“Well, this is what happens,” the senator replied, refusing to answer but hinting that she did condone the harassment. “When you look at white supremacists and all of that, this is what is coming forth in our country. There's a tremendous divisiveness in our country. But this is the kind of activism that occurs. And people make their own decisions.

“If they violate the law, then they have to account for that,” Hirono added. From there, Bash moved on to another question.

Hirono made national headlines last month first when the Wall Street Journal criticized her for preemptively declaring, without having seen any corroborating evidence, that “women like Dr. Ford […] need to be believed,” then for telling CNN’s Jake Tapper that Kavanaugh’s denial lacked “credibility” in the “context of everything that I know about him in terms of how he approaches his cases,” particularly the fact that “he very much is against women’s reproductive choice.”

None of the people Ford claims attended the 1980s party where Kavanaugh allegedly tried to rape her could recall any such event, and anti-Kavanaugh Sen. Chris Coons, D-DE, admitted there was “nothing in here that is some bombshell that is unknown” in the FBI’s seventh look into the judge’s background.

Numerous prominent Republicans, including White House Press Secretary Sarah Huckabee Sanders, Texas Sen. Ted Cruz, and Kentucky Sen. Rand Paul, have found themselves pursued by left-wing protesters at restaurants and airports over the past several months, a tactic California Democrat Rep. Maxine Waters openly endorsed. New Jersey Democrat Sen. Cory Booker told an audience in July to “go to the Hill today” and “please, get up in the face of some congresspeople.”

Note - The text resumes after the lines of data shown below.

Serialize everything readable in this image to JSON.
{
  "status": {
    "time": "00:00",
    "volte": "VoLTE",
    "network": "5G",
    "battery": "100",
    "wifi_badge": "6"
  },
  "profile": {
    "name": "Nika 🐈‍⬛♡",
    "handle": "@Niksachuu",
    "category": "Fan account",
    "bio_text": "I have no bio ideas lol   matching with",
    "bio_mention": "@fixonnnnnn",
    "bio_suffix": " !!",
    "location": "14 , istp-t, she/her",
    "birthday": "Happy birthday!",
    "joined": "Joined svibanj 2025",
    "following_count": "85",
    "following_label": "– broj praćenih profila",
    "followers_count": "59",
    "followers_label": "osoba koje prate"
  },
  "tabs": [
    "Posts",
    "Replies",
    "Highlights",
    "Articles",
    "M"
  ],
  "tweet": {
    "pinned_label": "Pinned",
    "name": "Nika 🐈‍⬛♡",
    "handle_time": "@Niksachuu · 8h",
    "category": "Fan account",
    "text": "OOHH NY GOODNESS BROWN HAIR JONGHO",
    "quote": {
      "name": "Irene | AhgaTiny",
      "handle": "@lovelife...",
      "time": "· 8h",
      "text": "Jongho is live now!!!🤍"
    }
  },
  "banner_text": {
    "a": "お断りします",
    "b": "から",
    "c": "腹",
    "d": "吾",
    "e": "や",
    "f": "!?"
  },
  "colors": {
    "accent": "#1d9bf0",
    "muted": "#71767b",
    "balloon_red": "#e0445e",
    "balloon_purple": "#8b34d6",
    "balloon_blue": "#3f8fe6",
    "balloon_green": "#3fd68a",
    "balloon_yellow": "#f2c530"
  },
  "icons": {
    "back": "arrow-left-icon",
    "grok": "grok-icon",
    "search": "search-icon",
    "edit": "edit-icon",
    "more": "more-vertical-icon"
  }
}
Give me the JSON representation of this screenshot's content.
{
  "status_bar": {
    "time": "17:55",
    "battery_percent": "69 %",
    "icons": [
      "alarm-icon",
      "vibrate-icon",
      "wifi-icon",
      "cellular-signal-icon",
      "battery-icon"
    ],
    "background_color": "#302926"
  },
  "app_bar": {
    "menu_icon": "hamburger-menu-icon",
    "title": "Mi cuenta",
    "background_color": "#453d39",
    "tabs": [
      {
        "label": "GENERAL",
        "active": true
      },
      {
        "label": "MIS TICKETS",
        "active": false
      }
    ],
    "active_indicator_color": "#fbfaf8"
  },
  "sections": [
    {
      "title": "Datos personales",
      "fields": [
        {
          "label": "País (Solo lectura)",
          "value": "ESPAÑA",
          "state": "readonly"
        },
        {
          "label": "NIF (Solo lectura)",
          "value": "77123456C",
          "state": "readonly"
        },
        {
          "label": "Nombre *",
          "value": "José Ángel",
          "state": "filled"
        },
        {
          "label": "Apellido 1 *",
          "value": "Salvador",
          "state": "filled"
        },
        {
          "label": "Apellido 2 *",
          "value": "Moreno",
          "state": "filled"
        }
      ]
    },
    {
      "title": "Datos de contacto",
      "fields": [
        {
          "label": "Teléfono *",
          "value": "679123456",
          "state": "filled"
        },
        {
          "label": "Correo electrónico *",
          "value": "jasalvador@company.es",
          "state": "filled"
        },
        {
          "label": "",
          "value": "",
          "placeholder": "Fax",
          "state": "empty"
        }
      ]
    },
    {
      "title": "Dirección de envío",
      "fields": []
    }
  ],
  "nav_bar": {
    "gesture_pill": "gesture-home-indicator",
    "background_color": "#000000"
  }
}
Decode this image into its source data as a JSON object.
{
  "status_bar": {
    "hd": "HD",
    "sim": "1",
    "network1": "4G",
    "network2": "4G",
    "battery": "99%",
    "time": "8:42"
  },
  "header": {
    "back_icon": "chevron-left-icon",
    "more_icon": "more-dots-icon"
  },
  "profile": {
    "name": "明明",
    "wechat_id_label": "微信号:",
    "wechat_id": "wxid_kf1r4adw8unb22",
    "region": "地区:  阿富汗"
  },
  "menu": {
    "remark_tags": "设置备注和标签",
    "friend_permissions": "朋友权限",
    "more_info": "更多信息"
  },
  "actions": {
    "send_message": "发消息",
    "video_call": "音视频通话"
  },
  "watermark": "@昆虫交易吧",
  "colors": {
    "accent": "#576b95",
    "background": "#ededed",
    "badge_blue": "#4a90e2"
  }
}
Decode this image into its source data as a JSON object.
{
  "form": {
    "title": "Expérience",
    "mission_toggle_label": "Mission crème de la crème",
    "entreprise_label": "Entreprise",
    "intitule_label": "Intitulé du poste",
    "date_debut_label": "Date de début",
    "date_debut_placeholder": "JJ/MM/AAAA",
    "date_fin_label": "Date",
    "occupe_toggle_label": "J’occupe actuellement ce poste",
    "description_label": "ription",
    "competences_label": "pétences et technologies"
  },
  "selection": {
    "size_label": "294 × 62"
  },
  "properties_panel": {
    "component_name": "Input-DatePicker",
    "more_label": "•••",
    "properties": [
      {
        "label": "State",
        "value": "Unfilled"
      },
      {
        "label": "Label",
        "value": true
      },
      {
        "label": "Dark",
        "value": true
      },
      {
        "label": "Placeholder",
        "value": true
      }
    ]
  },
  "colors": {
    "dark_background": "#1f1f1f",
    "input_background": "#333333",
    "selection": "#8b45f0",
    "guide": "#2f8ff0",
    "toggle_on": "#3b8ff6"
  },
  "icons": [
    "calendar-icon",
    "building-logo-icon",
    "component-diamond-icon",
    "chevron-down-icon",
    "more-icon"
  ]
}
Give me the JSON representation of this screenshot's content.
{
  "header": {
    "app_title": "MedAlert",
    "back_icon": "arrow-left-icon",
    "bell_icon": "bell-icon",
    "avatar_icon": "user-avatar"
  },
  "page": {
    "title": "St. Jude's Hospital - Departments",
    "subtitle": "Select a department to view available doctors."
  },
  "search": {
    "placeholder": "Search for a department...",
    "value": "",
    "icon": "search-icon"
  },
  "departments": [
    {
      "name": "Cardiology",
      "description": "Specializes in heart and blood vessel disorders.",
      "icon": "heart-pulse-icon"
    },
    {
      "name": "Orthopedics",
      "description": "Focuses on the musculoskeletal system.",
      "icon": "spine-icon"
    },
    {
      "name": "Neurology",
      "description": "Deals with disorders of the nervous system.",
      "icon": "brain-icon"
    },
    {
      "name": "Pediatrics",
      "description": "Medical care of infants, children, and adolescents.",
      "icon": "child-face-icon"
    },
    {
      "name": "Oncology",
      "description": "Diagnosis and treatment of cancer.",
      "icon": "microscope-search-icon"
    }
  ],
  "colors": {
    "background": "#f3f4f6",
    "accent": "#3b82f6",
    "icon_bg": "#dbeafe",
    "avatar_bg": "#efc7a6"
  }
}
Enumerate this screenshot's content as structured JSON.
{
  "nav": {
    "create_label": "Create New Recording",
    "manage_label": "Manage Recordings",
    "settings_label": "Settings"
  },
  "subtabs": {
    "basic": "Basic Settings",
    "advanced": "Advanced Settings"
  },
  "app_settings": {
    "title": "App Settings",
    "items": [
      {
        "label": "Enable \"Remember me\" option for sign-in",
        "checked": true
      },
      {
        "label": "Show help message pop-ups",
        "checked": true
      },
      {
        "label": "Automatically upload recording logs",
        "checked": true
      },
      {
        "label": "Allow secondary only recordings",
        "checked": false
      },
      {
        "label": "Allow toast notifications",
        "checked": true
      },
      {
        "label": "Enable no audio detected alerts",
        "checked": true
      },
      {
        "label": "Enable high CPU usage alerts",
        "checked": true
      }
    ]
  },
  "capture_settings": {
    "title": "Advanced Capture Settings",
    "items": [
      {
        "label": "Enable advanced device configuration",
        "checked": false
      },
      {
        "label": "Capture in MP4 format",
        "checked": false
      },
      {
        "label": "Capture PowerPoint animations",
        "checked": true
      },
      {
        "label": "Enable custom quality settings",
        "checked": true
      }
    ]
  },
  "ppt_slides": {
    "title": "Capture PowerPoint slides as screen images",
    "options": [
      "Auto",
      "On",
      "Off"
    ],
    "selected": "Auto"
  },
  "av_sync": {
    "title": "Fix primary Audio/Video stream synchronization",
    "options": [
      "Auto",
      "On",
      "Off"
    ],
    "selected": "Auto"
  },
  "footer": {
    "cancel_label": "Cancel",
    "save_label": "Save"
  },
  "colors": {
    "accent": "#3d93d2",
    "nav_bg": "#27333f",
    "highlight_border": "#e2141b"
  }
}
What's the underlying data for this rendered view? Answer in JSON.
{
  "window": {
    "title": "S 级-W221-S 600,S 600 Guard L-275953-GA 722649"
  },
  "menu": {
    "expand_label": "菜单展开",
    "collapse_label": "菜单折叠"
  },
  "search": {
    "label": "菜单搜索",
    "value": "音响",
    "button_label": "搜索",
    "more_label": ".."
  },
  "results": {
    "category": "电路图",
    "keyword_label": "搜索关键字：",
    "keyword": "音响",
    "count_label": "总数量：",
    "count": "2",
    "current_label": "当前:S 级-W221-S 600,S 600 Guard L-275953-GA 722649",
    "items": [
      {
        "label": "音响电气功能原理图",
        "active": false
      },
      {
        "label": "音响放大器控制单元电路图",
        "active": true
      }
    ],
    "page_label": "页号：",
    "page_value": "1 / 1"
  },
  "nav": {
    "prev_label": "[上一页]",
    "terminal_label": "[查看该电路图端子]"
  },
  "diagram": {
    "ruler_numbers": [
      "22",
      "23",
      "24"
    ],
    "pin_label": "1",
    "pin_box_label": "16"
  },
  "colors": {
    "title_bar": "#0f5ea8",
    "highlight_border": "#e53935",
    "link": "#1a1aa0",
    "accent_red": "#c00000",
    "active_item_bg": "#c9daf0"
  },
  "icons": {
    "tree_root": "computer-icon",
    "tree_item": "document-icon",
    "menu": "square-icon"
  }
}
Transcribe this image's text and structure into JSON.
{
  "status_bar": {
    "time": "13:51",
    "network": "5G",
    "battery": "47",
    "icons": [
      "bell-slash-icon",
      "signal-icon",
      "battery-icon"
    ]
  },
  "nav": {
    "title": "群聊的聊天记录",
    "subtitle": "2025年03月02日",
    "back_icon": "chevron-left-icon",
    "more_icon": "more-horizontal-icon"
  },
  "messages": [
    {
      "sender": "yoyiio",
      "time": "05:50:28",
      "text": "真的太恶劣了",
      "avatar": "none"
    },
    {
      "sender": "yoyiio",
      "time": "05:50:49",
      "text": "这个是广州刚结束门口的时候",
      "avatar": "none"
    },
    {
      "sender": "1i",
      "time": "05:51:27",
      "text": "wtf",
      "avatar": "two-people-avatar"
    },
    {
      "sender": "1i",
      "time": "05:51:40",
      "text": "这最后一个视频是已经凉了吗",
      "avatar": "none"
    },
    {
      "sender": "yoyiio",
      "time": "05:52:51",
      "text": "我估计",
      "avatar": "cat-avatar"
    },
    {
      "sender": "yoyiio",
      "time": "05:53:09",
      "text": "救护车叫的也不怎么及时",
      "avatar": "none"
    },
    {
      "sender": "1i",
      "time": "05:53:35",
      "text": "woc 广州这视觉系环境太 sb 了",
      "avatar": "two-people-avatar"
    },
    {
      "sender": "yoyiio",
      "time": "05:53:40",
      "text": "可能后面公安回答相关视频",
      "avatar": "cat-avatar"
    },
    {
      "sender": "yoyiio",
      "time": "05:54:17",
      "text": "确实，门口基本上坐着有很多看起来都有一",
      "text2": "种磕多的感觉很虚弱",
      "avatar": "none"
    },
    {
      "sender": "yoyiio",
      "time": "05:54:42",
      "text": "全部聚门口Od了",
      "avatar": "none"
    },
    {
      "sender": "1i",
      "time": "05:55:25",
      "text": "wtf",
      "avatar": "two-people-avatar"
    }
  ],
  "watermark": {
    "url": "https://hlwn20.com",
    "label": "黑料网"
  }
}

Other prominent liberal leaders have signaled that they agree in the wake of Kavanaugh’s confirmation. Planned Parenthood’s Dawn Laguens and Cecile Richards encouraged their followers to “unleash your rage” and “stay angry,” while failed Democrat presidential candidate Hillary Clinton told CNN this week that Democrats shouldn’t be “civil” with Republicans until her party retakes Congress.